      A Pakistani intelligence official said the video was being investigated by “experts,” but expressed skepticism about its authenticity. “Anyone could wear the military uniforms and carry out such an act to malign the army,” the official said.

      (My Bold)

      From the NYT:

      …The Pakistani government indicated Thursday that the cross-border strikes were more than it could bear without protest. “We will have to see whether we are allies or enemies,” said the Pakistani interior minister, Rehman Malik.

      At the same time, Pakistani officials tried to contain the damage from a video that came to the attention of American officials in recent days showing the execution of six young men, bound and blindfolded, by Pakistani Army soldiers.

      Responding to questions from American officials, Pakistani officials acknowledged Thursday that the video had not been faked, as they had first contended, an American official said, and that they had identified the soldiers and would take appropriate measures

      (My Bold)

    • MadDog says:

      And if one were to extrapolate this editorial from one of Pakistan’s leading papers, The Nation, into a general Pakistani population consensus, who’d want to bet against a coming firestorm:

      Time to act

      The attacks on Pakistani territory by NATO gunship helicopters have gone beyond what the Pakistan military is prepared to tolerate and rightly so, given that it is the job of the military to defend Pakistan’s borders not allow them to be violated at will by external powers…

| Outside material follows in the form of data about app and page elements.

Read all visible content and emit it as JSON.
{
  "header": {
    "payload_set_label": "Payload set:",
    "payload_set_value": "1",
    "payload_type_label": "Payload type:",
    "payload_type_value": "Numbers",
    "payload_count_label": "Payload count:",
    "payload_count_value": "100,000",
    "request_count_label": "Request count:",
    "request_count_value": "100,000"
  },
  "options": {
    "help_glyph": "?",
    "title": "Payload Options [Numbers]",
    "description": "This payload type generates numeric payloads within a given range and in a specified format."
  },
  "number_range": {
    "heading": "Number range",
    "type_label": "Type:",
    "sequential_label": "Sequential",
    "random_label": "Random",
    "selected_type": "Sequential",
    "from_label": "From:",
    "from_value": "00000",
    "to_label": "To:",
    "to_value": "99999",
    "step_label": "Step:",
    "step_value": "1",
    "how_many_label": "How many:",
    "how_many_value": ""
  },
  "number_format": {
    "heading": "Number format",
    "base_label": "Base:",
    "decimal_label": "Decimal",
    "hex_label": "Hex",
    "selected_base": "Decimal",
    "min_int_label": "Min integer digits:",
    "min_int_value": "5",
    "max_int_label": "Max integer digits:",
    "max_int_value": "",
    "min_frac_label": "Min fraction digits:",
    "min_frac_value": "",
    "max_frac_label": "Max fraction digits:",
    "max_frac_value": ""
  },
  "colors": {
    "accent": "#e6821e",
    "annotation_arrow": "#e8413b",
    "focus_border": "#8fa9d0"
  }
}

      …Unfortunately this is not enough – in fact if anything it is too little and too late. What needs to be done is to send a far stronger message that is easily understood by both the US, whose General Petraeus has already threatened sending US troops into Pakistan, and NATO. As a first step, the Pakistan military should ready itself to shooting down any NATO/US gunship helicopter that enters Pakistani territory…

      …But the time has come to alter course and steer us out of the quagmire of the US agenda in this region as it directly undermines our national interests.

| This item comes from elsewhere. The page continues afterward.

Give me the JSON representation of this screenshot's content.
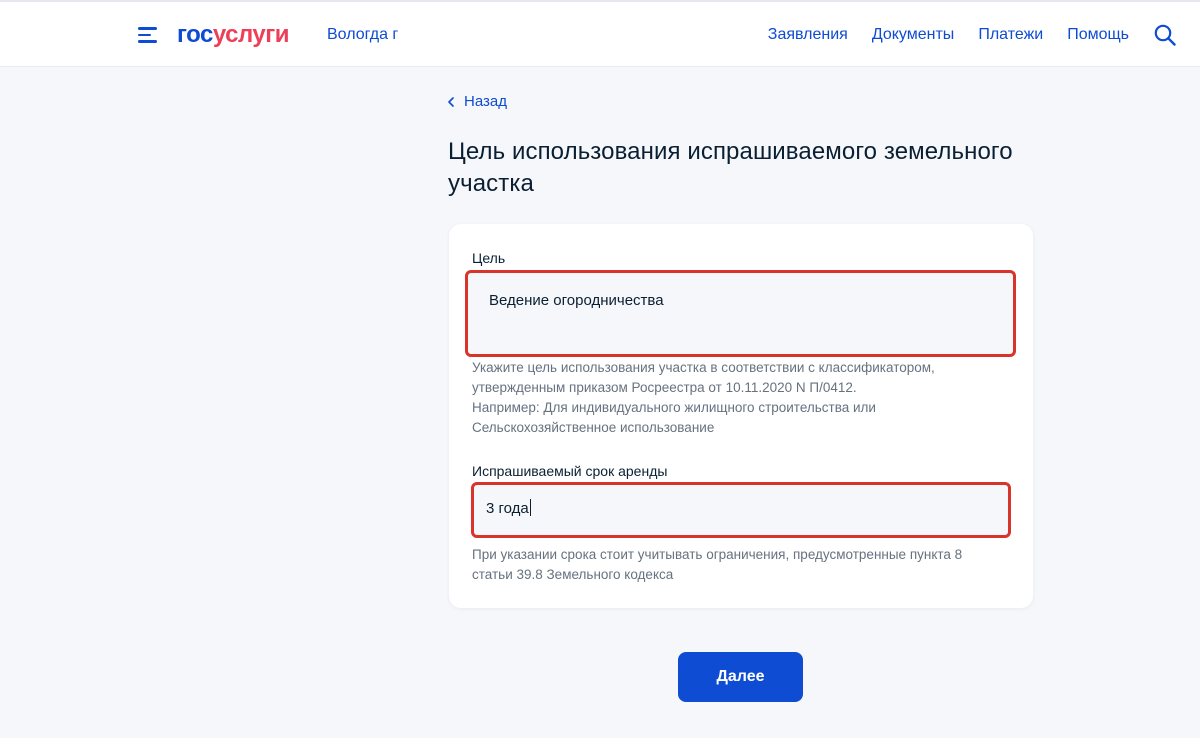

        • bobschacht says:

          Woodward’s book on Obama’s Wars depicts a confrontation between Obama vs. Bob Gates and his generals. He asked them for 3 alternatives, but they presented him with a stacked deck– two of the 3 alternatives were not feasible, so that, in effect, they were strongly pushing him towards the choice they wanted him to make. When they would not come up with a decent set of options, Obama essentially had to make up his own option.

          I wonder if, by carrying the war into Afghanistan, as the generals have done, these NATO attacks into Pakistan that have angered so many in Pakistan were intended in part to force Obama’s hand in some way. Be prepared for some finger-pointing and a blame game.

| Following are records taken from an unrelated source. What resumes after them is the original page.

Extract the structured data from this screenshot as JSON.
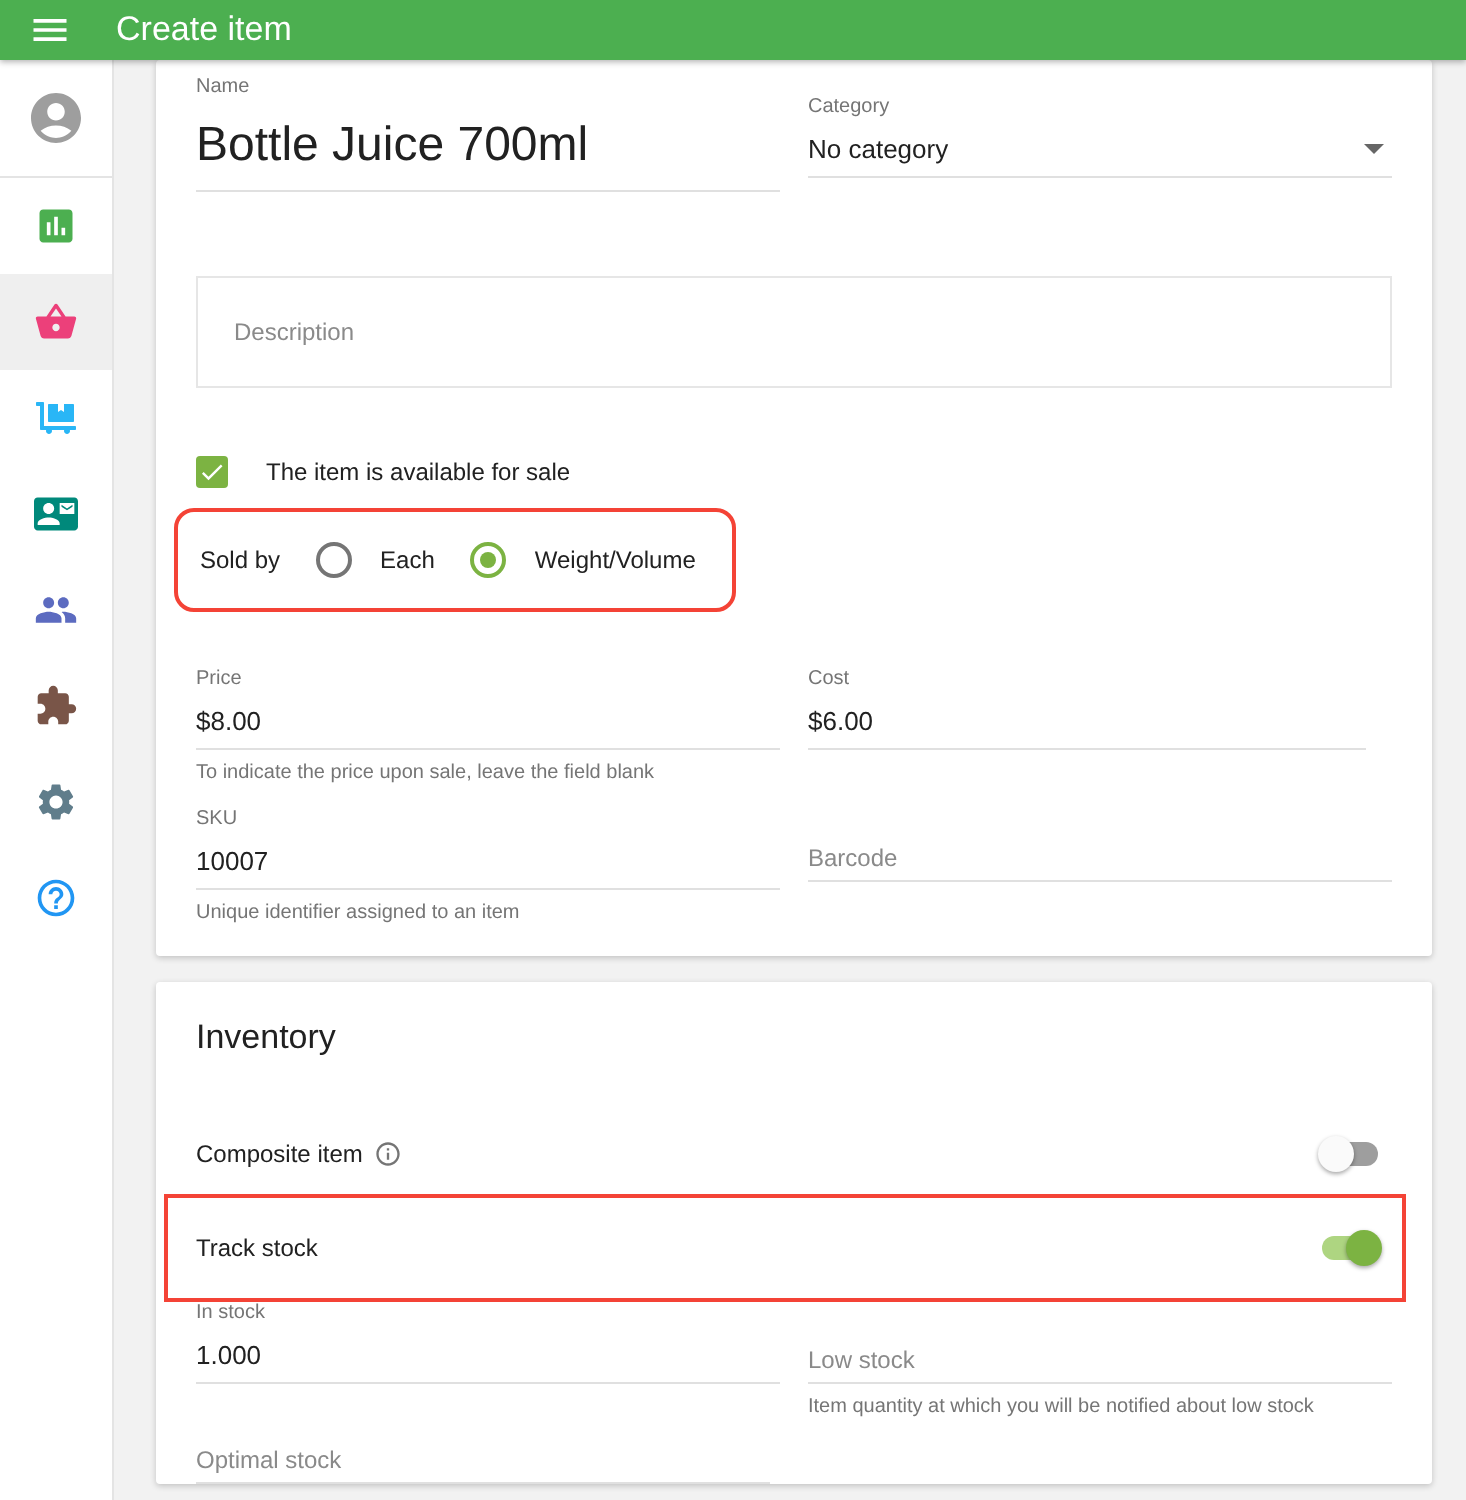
{
  "app_bar": {
    "title": "Create item"
  },
  "sidebar": {
    "items": [
      {
        "selected": false
      },
      {
        "selected": false
      },
      {
        "selected": true
      },
      {
        "selected": false
      },
      {
        "selected": false
      },
      {
        "selected": false
      },
      {
        "selected": false
      },
      {
        "selected": false
      },
      {
        "selected": false
      }
    ]
  },
  "item_form": {
    "name": {
      "label": "Name",
      "value": "Bottle Juice 700ml"
    },
    "category": {
      "label": "Category",
      "value": "No category"
    },
    "description": {
      "placeholder": "Description"
    },
    "available_for_sale": {
      "label": "The item is available for sale",
      "checked": true
    },
    "sold_by": {
      "label": "Sold by",
      "highlighted": true,
      "options": [
        {
          "label": "Each",
          "selected": false
        },
        {
          "label": "Weight/Volume",
          "selected": true
        }
      ]
    },
    "price": {
      "label": "Price",
      "value": "$8.00",
      "helper": "To indicate the price upon sale, leave the field blank"
    },
    "cost": {
      "label": "Cost",
      "value": "$6.00"
    },
    "sku": {
      "label": "SKU",
      "value": "10007",
      "helper": "Unique identifier assigned to an item"
    },
    "barcode": {
      "placeholder": "Barcode"
    }
  },
  "inventory": {
    "title": "Inventory",
    "composite_item": {
      "label": "Composite item",
      "on": false
    },
    "track_stock": {
      "label": "Track stock",
      "on": true,
      "highlighted": true
    },
    "in_stock": {
      "label": "In stock",
      "value": "1.000"
    },
    "low_stock": {
      "placeholder": "Low stock",
      "helper": "Item quantity at which you will be notified about low stock"
    },
    "optimal_stock": {
      "placeholder": "Optimal stock"
    }
  }
}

          Bob in AZ

  20. fatster says:

    “Nuremberg: Its Lesson for Today” by Stuart Schulberg, a film shown in Germany in the late ’40s, but not in the US since the military wanted it destroyed. Fascinating and relevant to us today. It will be out on dvd soon, apparently.


    • DWBartoo says:

      Fascinating link, fatster, in the sense of being very interesting indeed and clearly relevant, just as you suggest.

      Thank you, for bringing it to our attention.


  21. Petrocelli says:

    *Peers through Window*

    Does our crazy partying begin today ?
    Has Mommy left for ScotchLand™ yet ?

  22. fatster says:

    USPHS: spreading syphilis from Tuskegee to Guatemala.

    U.S. to apologize for STD experiments in Guatemala
    Government researchers infected patients with syphilis, gonorrhea without their consent in the 1940s


  23. b2020 says:

    Given the kind of judge Bygones Obama selects, maybe his amateurish – or obstructionist – approach to vacnacies has a good side. Before you rush to point out that a Repug could fill the gap starting 2012, let me point out that their atrocious choices are usually more likely to be discredited by sheer incompetence, sex scandals or plain corruption. Obama’s gig seems to be the functional sociopath.

  24. klynn says:

    Hey bmaz,

    You should post an update. This well written post seems to have put some heat on the subject.

    Thanks for a great post.